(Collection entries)
------------------------

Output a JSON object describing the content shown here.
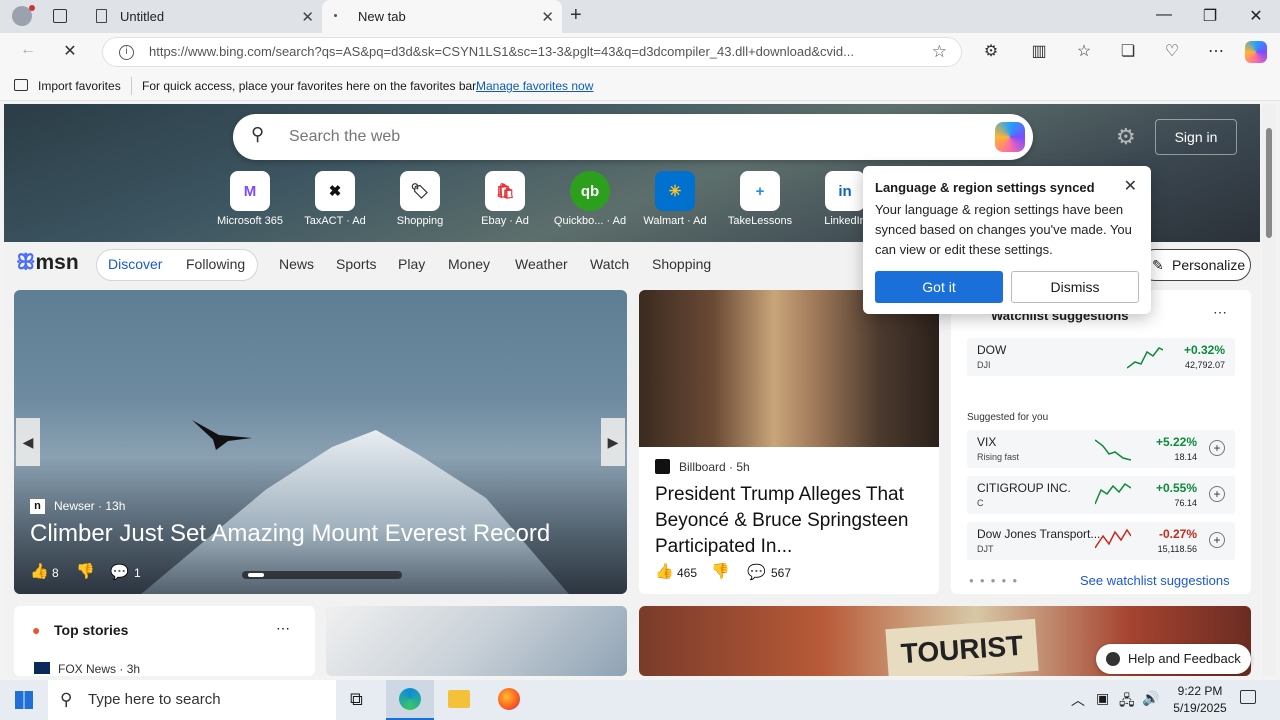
{
  "browser": {
    "tabs": [
      {
        "label": "Untitled"
      },
      {
        "label": "New tab"
      }
    ],
    "url": "https://www.bing.com/search?qs=AS&pq=d3d&sk=CSYN1LS1&sc=13-3&pglt=43&q=d3dcompiler_43.dll+download&cvid...",
    "favorites_bar": {
      "import": "Import favorites",
      "message": "For quick access, place your favorites here on the favorites bar.",
      "manage_link": "Manage favorites now"
    }
  },
  "hero": {
    "search_placeholder": "Search the web",
    "sign_in": "Sign in",
    "tiles": [
      {
        "label": "Microsoft 365",
        "icon": "M"
      },
      {
        "label": "TaxACT · Ad",
        "icon": "✖"
      },
      {
        "label": "Shopping",
        "icon": "🏷"
      },
      {
        "label": "Ebay · Ad",
        "icon": "🛍"
      },
      {
        "label": "Quickbo... · Ad",
        "icon": "qb"
      },
      {
        "label": "Walmart · Ad",
        "icon": "✳"
      },
      {
        "label": "TakeLessons",
        "icon": "+"
      },
      {
        "label": "LinkedIn",
        "icon": "in"
      }
    ]
  },
  "msn": {
    "logo": "msn",
    "nav": [
      "Discover",
      "Following",
      "News",
      "Sports",
      "Play",
      "Money",
      "Weather",
      "Watch",
      "Shopping"
    ],
    "personalize": "Personalize"
  },
  "hero_card": {
    "source": "Newser",
    "time": "13h",
    "title": "Climber Just Set Amazing Mount Everest Record",
    "likes": "8",
    "comments": "1"
  },
  "news_card": {
    "source": "Billboard",
    "time": "5h",
    "title": "President Trump Alleges That Beyoncé & Bruce Springsteen Participated In...",
    "likes": "465",
    "comments": "567"
  },
  "watchlist": {
    "title": "Watchlist suggestions",
    "suggested_label": "Suggested for you",
    "see_more": "See watchlist suggestions",
    "stocks": [
      {
        "name": "DOW",
        "symbol": "DJI",
        "change": "+0.32%",
        "price": "42,792.07",
        "dir": "up"
      },
      {
        "name": "VIX",
        "symbol": "Rising fast",
        "change": "+5.22%",
        "price": "18.14",
        "dir": "up"
      },
      {
        "name": "CITIGROUP INC.",
        "symbol": "C",
        "change": "+0.55%",
        "price": "76.14",
        "dir": "up"
      },
      {
        "name": "Dow Jones Transport...",
        "symbol": "DJT",
        "change": "-0.27%",
        "price": "15,118.56",
        "dir": "down"
      }
    ]
  },
  "popup": {
    "title": "Language & region settings synced",
    "body": "Your language & region settings have been synced based on changes you've made. You can view or edit these settings.",
    "got_it": "Got it",
    "dismiss": "Dismiss"
  },
  "top_stories": {
    "title": "Top stories",
    "source": "FOX News",
    "time": "3h"
  },
  "help": "Help and Feedback",
  "taskbar": {
    "search_placeholder": "Type here to search",
    "time": "9:22 PM",
    "date": "5/19/2025"
  }
}
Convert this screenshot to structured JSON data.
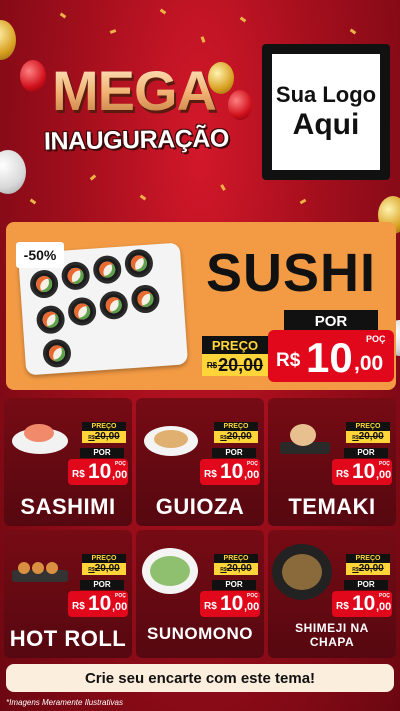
{
  "header": {
    "title_line1": "MEGA",
    "title_line2": "INAUGURAÇÃO",
    "logo_line1": "Sua Logo",
    "logo_line2": "Aqui"
  },
  "hero": {
    "discount": "-50%",
    "name": "SUSHI",
    "preco_label": "PREÇO",
    "old_prefix": "R$",
    "old_price": "20,00",
    "por_label": "POR",
    "currency": "R$",
    "price_int": "10",
    "price_dec": ",00",
    "unit": "POÇ"
  },
  "products": [
    {
      "name": "SASHIMI",
      "preco_label": "PREÇO",
      "old_prefix": "R$",
      "old_price": "20,00",
      "por_label": "POR",
      "currency": "R$",
      "price_int": "10",
      "price_dec": ",00",
      "unit": "POÇ"
    },
    {
      "name": "GUIOZA",
      "preco_label": "PREÇO",
      "old_prefix": "R$",
      "old_price": "20,00",
      "por_label": "POR",
      "currency": "R$",
      "price_int": "10",
      "price_dec": ",00",
      "unit": "POÇ"
    },
    {
      "name": "TEMAKI",
      "preco_label": "PREÇO",
      "old_prefix": "R$",
      "old_price": "20,00",
      "por_label": "POR",
      "currency": "R$",
      "price_int": "10",
      "price_dec": ",00",
      "unit": "POÇ"
    },
    {
      "name": "HOT ROLL",
      "preco_label": "PREÇO",
      "old_prefix": "R$",
      "old_price": "20,00",
      "por_label": "POR",
      "currency": "R$",
      "price_int": "10",
      "price_dec": ",00",
      "unit": "POÇ"
    },
    {
      "name": "SUNOMONO",
      "preco_label": "PREÇO",
      "old_prefix": "R$",
      "old_price": "20,00",
      "por_label": "POR",
      "currency": "R$",
      "price_int": "10",
      "price_dec": ",00",
      "unit": "POÇ"
    },
    {
      "name": "SHIMEJI NA CHAPA",
      "preco_label": "PREÇO",
      "old_prefix": "R$",
      "old_price": "20,00",
      "por_label": "POR",
      "currency": "R$",
      "price_int": "10",
      "price_dec": ",00",
      "unit": "POÇ"
    }
  ],
  "footer": {
    "cta": "Crie seu encarte com este tema!",
    "disclaimer": "*Imagens Meramente Ilustrativas"
  },
  "colors": {
    "background": "#a10e1c",
    "hero_bg": "#f29a44",
    "price_red": "#e2081c",
    "tag_yellow": "#ffd53a",
    "card_bg": "#6a0a10"
  }
}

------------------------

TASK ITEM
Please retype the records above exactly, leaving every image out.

EXPECTED OUTPUT
Output a JSON object describing the content shown here.
{
  "browser": {
    "tabs": [
      {
        "label": "Untitled"
      },
      {
        "label": "New tab"
      }
    ],
    "url": "https://www.bing.com/search?qs=AS&pq=d3d&sk=CSYN1LS1&sc=13-3&pglt=43&q=d3dcompiler_43.dll+download&cvid...",
    "favorites_bar": {
      "import": "Import favorites",
      "message": "For quick access, place your favorites here on the favorites bar.",
      "manage_link": "Manage favorites now"
    }
  },
  "hero": {
    "search_placeholder": "Search the web",
    "sign_in": "Sign in",
    "tiles": [
      {
        "label": "Microsoft 365",
        "icon": "M"
      },
      {
        "label": "TaxACT · Ad",
        "icon": "✖"
      },
      {
        "label": "Shopping",
        "icon": "🏷"
      },
      {
        "label": "Ebay · Ad",
        "icon": "🛍"
      },
      {
        "label": "Quickbo... · Ad",
        "icon": "qb"
      },
      {
        "label": "Walmart · Ad",
        "icon": "✳"
      },
      {
        "label": "TakeLessons",
        "icon": "+"
      },
      {
        "label": "LinkedIn",
        "icon": "in"
      }
    ]
  },
  "msn": {
    "logo": "msn",
    "nav": [
      "Discover",
      "Following",
      "News",
      "Sports",
      "Play",
      "Money",
      "Weather",
      "Watch",
      "Shopping"
    ],
    "personalize": "Personalize"
  },
  "hero_card": {
    "source": "Newser",
    "time": "13h",
    "title": "Climber Just Set Amazing Mount Everest Record",
    "likes": "8",
    "comments": "1"
  },
  "news_card": {
    "source": "Billboard",
    "time": "5h",
    "title": "President Trump Alleges That Beyoncé & Bruce Springsteen Participated In...",
    "likes": "465",
    "comments": "567"
  },
  "watchlist": {
    "title": "Watchlist suggestions",
    "suggested_label": "Suggested for you",
    "see_more": "See watchlist suggestions",
    "stocks": [
      {
        "name": "DOW",
        "symbol": "DJI",
        "change": "+0.32%",
        "price": "42,792.07",
        "dir": "up"
      },
      {
        "name": "VIX",
        "symbol": "Rising fast",
        "change": "+5.22%",
        "price": "18.14",
        "dir": "up"
      },
      {
        "name": "CITIGROUP INC.",
        "symbol": "C",
        "change": "+0.55%",
        "price": "76.14",
        "dir": "up"
      },
      {
        "name": "Dow Jones Transport...",
        "symbol": "DJT",
        "change": "-0.27%",
        "price": "15,118.56",
        "dir": "down"
      }
    ]
  },
  "popup": {
    "title": "Language & region settings synced",
    "body": "Your language & region settings have been synced based on changes you've made. You can view or edit these settings.",
    "got_it": "Got it",
    "dismiss": "Dismiss"
  },
  "top_stories": {
    "title": "Top stories",
    "source": "FOX News",
    "time": "3h"
  },
  "help": "Help and Feedback",
  "taskbar": {
    "search_placeholder": "Type here to search",
    "time": "9:22 PM",
    "date": "5/19/2025"
  }
}
Convert this screenshot to structured JSON data.
{
  "header": {
    "title_line1": "MEGA",
    "title_line2": "INAUGURAÇÃO",
    "logo_line1": "Sua Logo",
    "logo_line2": "Aqui"
  },
  "hero": {
    "discount": "-50%",
    "name": "SUSHI",
    "preco_label": "PREÇO",
    "old_prefix": "R$",
    "old_price": "20,00",
    "por_label": "POR",
    "currency": "R$",
    "price_int": "10",
    "price_dec": ",00",
    "unit": "POÇ"
  },
  "products": [
    {
      "name": "SASHIMI",
      "preco_label": "PREÇO",
      "old_prefix": "R$",
      "old_price": "20,00",
      "por_label": "POR",
      "currency": "R$",
      "price_int": "10",
      "price_dec": ",00",
      "unit": "POÇ"
    },
    {
      "name": "GUIOZA",
      "preco_label": "PREÇO",
      "old_prefix": "R$",
      "old_price": "20,00",
      "por_label": "POR",
      "currency": "R$",
      "price_int": "10",
      "price_dec": ",00",
      "unit": "POÇ"
    },
    {
      "name": "TEMAKI",
      "preco_label": "PREÇO",
      "old_prefix": "R$",
      "old_price": "20,00",
      "por_label": "POR",
      "currency": "R$",
      "price_int": "10",
      "price_dec": ",00",
      "unit": "POÇ"
    },
    {
      "name": "HOT ROLL",
      "preco_label": "PREÇO",
      "old_prefix": "R$",
      "old_price": "20,00",
      "por_label": "POR",
      "currency": "R$",
      "price_int": "10",
      "price_dec": ",00",
      "unit": "POÇ"
    },
    {
      "name": "SUNOMONO",
      "preco_label": "PREÇO",
      "old_prefix": "R$",
      "old_price": "20,00",
      "por_label": "POR",
      "currency": "R$",
      "price_int": "10",
      "price_dec": ",00",
      "unit": "POÇ"
    },
    {
      "name": "SHIMEJI NA CHAPA",
      "preco_label": "PREÇO",
      "old_prefix": "R$",
      "old_price": "20,00",
      "por_label": "POR",
      "currency": "R$",
      "price_int": "10",
      "price_dec": ",00",
      "unit": "POÇ"
    }
  ],
  "footer": {
    "cta": "Crie seu encarte com este tema!",
    "disclaimer": "*Imagens Meramente Ilustrativas"
  },
  "colors": {
    "background": "#a10e1c",
    "hero_bg": "#f29a44",
    "price_red": "#e2081c",
    "tag_yellow": "#ffd53a",
    "card_bg": "#6a0a10"
  }
}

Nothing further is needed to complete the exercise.